### Exercise details
Omitting the pictures, restate all of the entries below exactly.

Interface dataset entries

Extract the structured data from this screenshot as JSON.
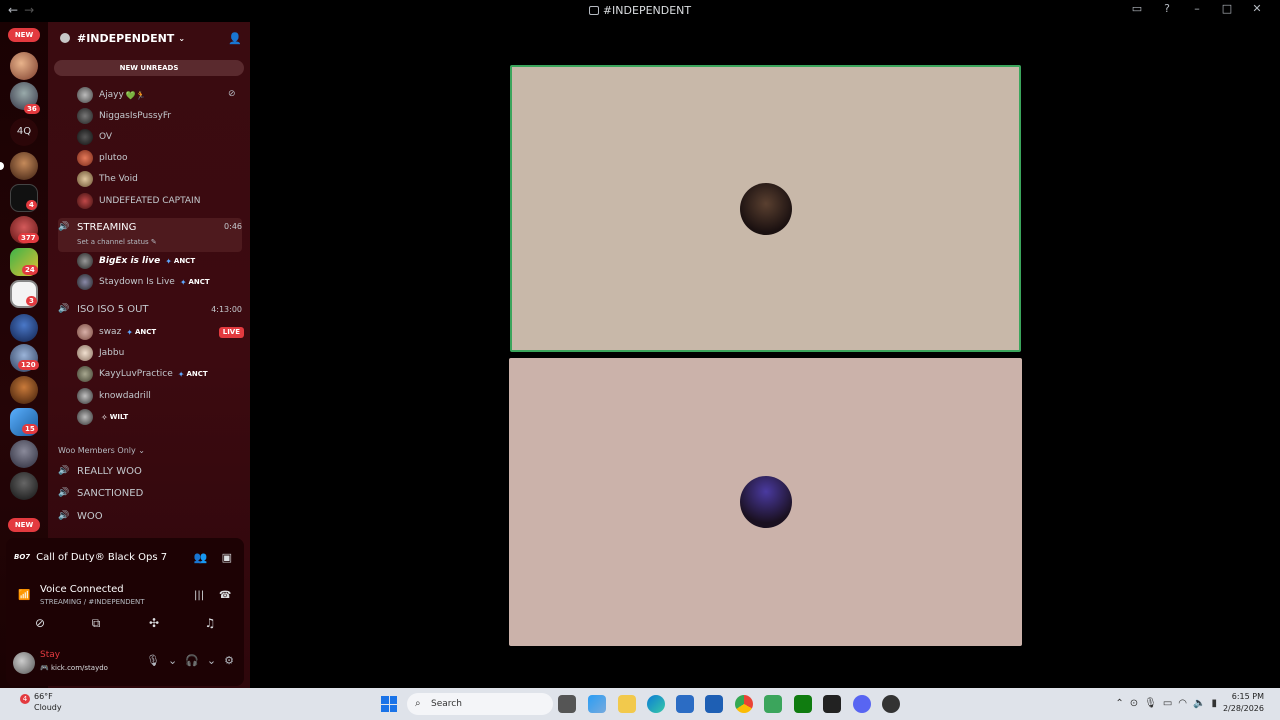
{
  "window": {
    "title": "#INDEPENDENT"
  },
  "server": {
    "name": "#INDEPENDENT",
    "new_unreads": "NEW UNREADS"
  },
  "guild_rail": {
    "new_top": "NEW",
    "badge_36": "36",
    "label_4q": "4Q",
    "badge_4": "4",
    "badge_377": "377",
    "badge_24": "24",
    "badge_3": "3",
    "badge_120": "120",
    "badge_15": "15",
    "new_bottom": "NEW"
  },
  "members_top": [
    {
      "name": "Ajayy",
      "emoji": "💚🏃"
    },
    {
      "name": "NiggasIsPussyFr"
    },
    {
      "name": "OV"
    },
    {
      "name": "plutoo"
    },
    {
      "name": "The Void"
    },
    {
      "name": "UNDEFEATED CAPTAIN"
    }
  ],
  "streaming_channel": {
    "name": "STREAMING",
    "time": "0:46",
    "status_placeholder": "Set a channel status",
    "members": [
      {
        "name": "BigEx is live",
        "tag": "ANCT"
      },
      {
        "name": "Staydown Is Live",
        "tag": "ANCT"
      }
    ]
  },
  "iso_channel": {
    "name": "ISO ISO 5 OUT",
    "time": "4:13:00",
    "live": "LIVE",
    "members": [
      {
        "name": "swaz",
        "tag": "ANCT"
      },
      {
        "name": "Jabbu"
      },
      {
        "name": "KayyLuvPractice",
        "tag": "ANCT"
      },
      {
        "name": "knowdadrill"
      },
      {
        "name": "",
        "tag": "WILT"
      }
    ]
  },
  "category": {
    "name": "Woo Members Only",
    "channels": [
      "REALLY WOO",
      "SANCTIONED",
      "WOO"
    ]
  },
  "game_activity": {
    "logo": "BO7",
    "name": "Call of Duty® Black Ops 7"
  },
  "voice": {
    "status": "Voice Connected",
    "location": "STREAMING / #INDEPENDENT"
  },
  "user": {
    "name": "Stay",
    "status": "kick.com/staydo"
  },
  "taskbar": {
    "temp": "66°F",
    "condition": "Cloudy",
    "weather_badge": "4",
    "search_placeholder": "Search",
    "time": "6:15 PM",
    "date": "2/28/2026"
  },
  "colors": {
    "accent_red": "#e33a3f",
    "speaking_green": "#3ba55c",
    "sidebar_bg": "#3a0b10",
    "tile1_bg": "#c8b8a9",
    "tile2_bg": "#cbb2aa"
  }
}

### Task result
Extract the structured data from this screenshot as JSON.
{
  "window": {
    "title": "#INDEPENDENT"
  },
  "server": {
    "name": "#INDEPENDENT",
    "new_unreads": "NEW UNREADS"
  },
  "guild_rail": {
    "new_top": "NEW",
    "badge_36": "36",
    "label_4q": "4Q",
    "badge_4": "4",
    "badge_377": "377",
    "badge_24": "24",
    "badge_3": "3",
    "badge_120": "120",
    "badge_15": "15",
    "new_bottom": "NEW"
  },
  "members_top": [
    {
      "name": "Ajayy",
      "emoji": "💚🏃"
    },
    {
      "name": "NiggasIsPussyFr"
    },
    {
      "name": "OV"
    },
    {
      "name": "plutoo"
    },
    {
      "name": "The Void"
    },
    {
      "name": "UNDEFEATED CAPTAIN"
    }
  ],
  "streaming_channel": {
    "name": "STREAMING",
    "time": "0:46",
    "status_placeholder": "Set a channel status",
    "members": [
      {
        "name": "BigEx is live",
        "tag": "ANCT"
      },
      {
        "name": "Staydown Is Live",
        "tag": "ANCT"
      }
    ]
  },
  "iso_channel": {
    "name": "ISO ISO 5 OUT",
    "time": "4:13:00",
    "live": "LIVE",
    "members": [
      {
        "name": "swaz",
        "tag": "ANCT"
      },
      {
        "name": "Jabbu"
      },
      {
        "name": "KayyLuvPractice",
        "tag": "ANCT"
      },
      {
        "name": "knowdadrill"
      },
      {
        "name": "",
        "tag": "WILT"
      }
    ]
  },
  "category": {
    "name": "Woo Members Only",
    "channels": [
      "REALLY WOO",
      "SANCTIONED",
      "WOO"
    ]
  },
  "game_activity": {
    "logo": "BO7",
    "name": "Call of Duty® Black Ops 7"
  },
  "voice": {
    "status": "Voice Connected",
    "location": "STREAMING / #INDEPENDENT"
  },
  "user": {
    "name": "Stay",
    "status": "kick.com/staydo"
  },
  "taskbar": {
    "temp": "66°F",
    "condition": "Cloudy",
    "weather_badge": "4",
    "search_placeholder": "Search",
    "time": "6:15 PM",
    "date": "2/28/2026"
  },
  "colors": {
    "accent_red": "#e33a3f",
    "speaking_green": "#3ba55c",
    "sidebar_bg": "#3a0b10",
    "tile1_bg": "#c8b8a9",
    "tile2_bg": "#cbb2aa"
  }
}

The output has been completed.